When I first started the Teaching Artist Project training, it was quite the eye-opening experience. Using the arts to teach, and incorporating them into lesson plans, has led me to notice how students learn. They are excited and eager to participate, it brings the spark and ignites their drive to learn. As a result, it leaves them exploring on their own, and – more importantly – learning with each other.
The way TAP works is that they train both new and experienced teachers together. We’ve done group exercises to become familiar with each other and get on the same page as well as share ideas to understand the process of incorporating the arts into the teaching structure.
The ideas and concepts of social justice in education and the philosophy and pedagogy of what that means to me personally has changed and become more defined as the TAP classes go on. To me, teaching for social justice started with the idea of everyone learning at the same pace regardless of ability. Currently, it means to me that social justice in education is all about the group working together to help each other as a community and inspiring one another.
The first day of my internship with TAP consisted of watching as my mentors T. Scott Lilly and Katie Rainey explained to their students the process of incorporating performance elements into their writing. The students enjoy the movement activities and learn about topics like character by acting out one of their choosing. Then, the students learned about elements of a story by using descriptive words like “ominous” to enhance their writing. The Teaching Artists used examples of ominous from the story “The Raven” by Edgar Allen Poe as a way of getting the students to understand the concept and created their own ominous stories as well.

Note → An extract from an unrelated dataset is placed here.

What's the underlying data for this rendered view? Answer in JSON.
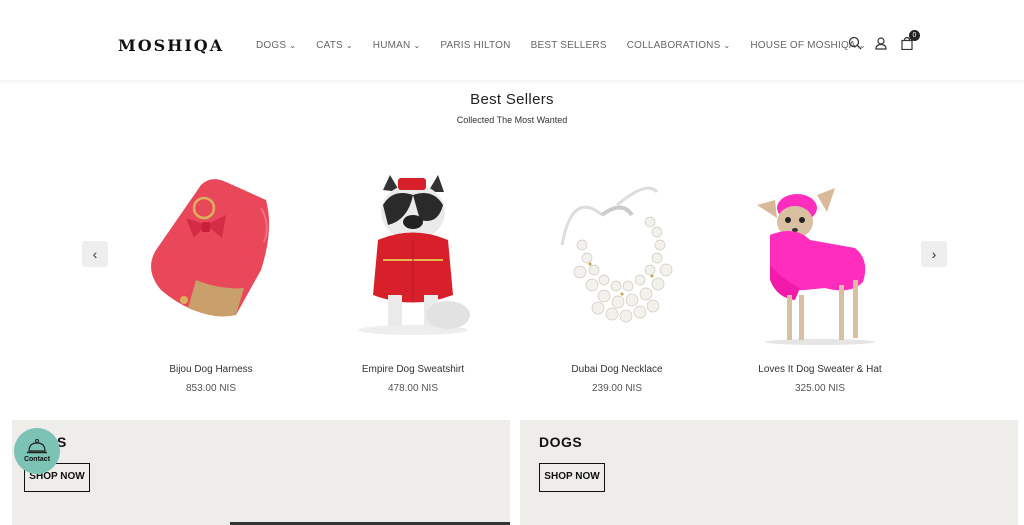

So far in my experience with TAP, I am honestly happy to meet with all my fellow peers as we learn to work together and cooperate on a new level of educating students in this modern age and environment. The idea of encouraging creativity and critical thinking to solve problems, to give the students a platform to actively perform and experiment with concepts safely and without fear of mistakes will lead to great growth. This process will always be a great way to get student voices and opinions out in a continuously evolving fashion, which will help them understand the continuously changing world around them. I strongly believe that through arts education students will not only discover their own voices, but be able to give voice to others in their group, and encourage each other to better themselves. The drive for self-improvement is just one of the effects a good teacher can make and leave on students for years to come.